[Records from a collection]
Start of Block
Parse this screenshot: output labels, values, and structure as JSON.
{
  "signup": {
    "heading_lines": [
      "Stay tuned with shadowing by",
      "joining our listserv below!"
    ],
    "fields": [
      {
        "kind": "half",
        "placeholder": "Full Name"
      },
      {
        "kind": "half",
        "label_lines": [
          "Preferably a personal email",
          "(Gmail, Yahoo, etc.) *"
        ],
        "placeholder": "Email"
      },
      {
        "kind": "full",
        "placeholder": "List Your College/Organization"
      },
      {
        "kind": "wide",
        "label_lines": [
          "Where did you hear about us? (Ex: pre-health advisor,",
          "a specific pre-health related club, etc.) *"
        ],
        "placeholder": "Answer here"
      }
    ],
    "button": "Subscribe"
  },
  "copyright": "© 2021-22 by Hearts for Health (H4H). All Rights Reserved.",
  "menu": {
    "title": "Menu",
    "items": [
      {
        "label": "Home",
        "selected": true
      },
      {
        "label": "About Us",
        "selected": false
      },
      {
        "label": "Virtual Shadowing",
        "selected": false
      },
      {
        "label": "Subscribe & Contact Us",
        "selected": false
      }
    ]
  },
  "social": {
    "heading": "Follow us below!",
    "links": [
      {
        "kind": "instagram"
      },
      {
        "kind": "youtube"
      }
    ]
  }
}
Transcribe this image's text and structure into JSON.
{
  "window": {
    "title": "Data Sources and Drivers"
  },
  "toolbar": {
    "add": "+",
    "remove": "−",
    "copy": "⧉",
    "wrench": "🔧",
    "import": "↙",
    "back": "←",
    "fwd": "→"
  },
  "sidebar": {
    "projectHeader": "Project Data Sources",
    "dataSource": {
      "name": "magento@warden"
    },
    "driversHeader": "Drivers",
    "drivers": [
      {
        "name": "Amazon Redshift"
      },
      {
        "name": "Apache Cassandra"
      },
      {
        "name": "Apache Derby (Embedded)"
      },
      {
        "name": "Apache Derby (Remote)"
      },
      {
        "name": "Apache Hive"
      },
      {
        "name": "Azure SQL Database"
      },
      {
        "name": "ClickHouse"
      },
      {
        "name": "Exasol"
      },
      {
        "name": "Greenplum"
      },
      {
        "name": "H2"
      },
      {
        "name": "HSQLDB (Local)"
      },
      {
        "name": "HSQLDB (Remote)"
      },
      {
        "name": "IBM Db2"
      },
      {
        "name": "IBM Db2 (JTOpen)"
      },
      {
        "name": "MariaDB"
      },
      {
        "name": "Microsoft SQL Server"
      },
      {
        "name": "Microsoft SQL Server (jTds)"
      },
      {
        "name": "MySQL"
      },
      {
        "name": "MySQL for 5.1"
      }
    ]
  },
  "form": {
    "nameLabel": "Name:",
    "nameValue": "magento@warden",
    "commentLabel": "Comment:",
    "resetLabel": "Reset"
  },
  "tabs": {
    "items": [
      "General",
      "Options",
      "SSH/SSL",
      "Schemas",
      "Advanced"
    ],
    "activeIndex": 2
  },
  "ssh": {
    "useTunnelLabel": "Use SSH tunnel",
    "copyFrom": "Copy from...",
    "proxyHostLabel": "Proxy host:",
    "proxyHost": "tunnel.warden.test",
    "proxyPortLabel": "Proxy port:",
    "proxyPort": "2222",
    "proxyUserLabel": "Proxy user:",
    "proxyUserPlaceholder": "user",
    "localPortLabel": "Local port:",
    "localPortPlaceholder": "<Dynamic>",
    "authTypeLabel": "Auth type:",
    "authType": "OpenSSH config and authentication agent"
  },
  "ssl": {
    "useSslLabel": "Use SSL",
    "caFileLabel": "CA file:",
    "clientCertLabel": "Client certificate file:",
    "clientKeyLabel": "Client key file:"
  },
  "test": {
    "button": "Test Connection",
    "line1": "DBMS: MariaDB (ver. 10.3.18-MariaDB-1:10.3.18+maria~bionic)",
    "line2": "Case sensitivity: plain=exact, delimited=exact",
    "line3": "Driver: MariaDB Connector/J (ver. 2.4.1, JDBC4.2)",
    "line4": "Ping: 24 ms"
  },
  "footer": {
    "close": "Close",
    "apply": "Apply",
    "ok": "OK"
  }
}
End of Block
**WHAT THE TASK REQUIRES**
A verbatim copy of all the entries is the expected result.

**OUTPUT BELOW**
Parse this screenshot: output labels, values, and structure as JSON.
{
  "signup": {
    "heading_lines": [
      "Stay tuned with shadowing by",
      "joining our listserv below!"
    ],
    "fields": [
      {
        "kind": "half",
        "placeholder": "Full Name"
      },
      {
        "kind": "half",
        "label_lines": [
          "Preferably a personal email",
          "(Gmail, Yahoo, etc.) *"
        ],
        "placeholder": "Email"
      },
      {
        "kind": "full",
        "placeholder": "List Your College/Organization"
      },
      {
        "kind": "wide",
        "label_lines": [
          "Where did you hear about us? (Ex: pre-health advisor,",
          "a specific pre-health related club, etc.) *"
        ],
        "placeholder": "Answer here"
      }
    ],
    "button": "Subscribe"
  },
  "copyright": "© 2021-22 by Hearts for Health (H4H). All Rights Reserved.",
  "menu": {
    "title": "Menu",
    "items": [
      {
        "label": "Home",
        "selected": true
      },
      {
        "label": "About Us",
        "selected": false
      },
      {
        "label": "Virtual Shadowing",
        "selected": false
      },
      {
        "label": "Subscribe & Contact Us",
        "selected": false
      }
    ]
  },
  "social": {
    "heading": "Follow us below!",
    "links": [
      {
        "kind": "instagram"
      },
      {
        "kind": "youtube"
      }
    ]
  }
}
Transcribe this image's text and structure into JSON.
{
  "window": {
    "title": "Data Sources and Drivers"
  },
  "toolbar": {
    "add": "+",
    "remove": "−",
    "copy": "⧉",
    "wrench": "🔧",
    "import": "↙",
    "back": "←",
    "fwd": "→"
  },
  "sidebar": {
    "projectHeader": "Project Data Sources",
    "dataSource": {
      "name": "magento@warden"
    },
    "driversHeader": "Drivers",
    "drivers": [
      {
        "name": "Amazon Redshift"
      },
      {
        "name": "Apache Cassandra"
      },
      {
        "name": "Apache Derby (Embedded)"
      },
      {
        "name": "Apache Derby (Remote)"
      },
      {
        "name": "Apache Hive"
      },
      {
        "name": "Azure SQL Database"
      },
      {
        "name": "ClickHouse"
      },
      {
        "name": "Exasol"
      },
      {
        "name": "Greenplum"
      },
      {
        "name": "H2"
      },
      {
        "name": "HSQLDB (Local)"
      },
      {
        "name": "HSQLDB (Remote)"
      },
      {
        "name": "IBM Db2"
      },
      {
        "name": "IBM Db2 (JTOpen)"
      },
      {
        "name": "MariaDB"
      },
      {
        "name": "Microsoft SQL Server"
      },
      {
        "name": "Microsoft SQL Server (jTds)"
      },
      {
        "name": "MySQL"
      },
      {
        "name": "MySQL for 5.1"
      }
    ]
  },
  "form": {
    "nameLabel": "Name:",
    "nameValue": "magento@warden",
    "commentLabel": "Comment:",
    "resetLabel": "Reset"
  },
  "tabs": {
    "items": [
      "General",
      "Options",
      "SSH/SSL",
      "Schemas",
      "Advanced"
    ],
    "activeIndex": 2
  },
  "ssh": {
    "useTunnelLabel": "Use SSH tunnel",
    "copyFrom": "Copy from...",
    "proxyHostLabel": "Proxy host:",
    "proxyHost": "tunnel.warden.test",
    "proxyPortLabel": "Proxy port:",
    "proxyPort": "2222",
    "proxyUserLabel": "Proxy user:",
    "proxyUserPlaceholder": "user",
    "localPortLabel": "Local port:",
    "localPortPlaceholder": "<Dynamic>",
    "authTypeLabel": "Auth type:",
    "authType": "OpenSSH config and authentication agent"
  },
  "ssl": {
    "useSslLabel": "Use SSL",
    "caFileLabel": "CA file:",
    "clientCertLabel": "Client certificate file:",
    "clientKeyLabel": "Client key file:"
  },
  "test": {
    "button": "Test Connection",
    "line1": "DBMS: MariaDB (ver. 10.3.18-MariaDB-1:10.3.18+maria~bionic)",
    "line2": "Case sensitivity: plain=exact, delimited=exact",
    "line3": "Driver: MariaDB Connector/J (ver. 2.4.1, JDBC4.2)",
    "line4": "Ping: 24 ms"
  },
  "footer": {
    "close": "Close",
    "apply": "Apply",
    "ok": "OK"
  }
}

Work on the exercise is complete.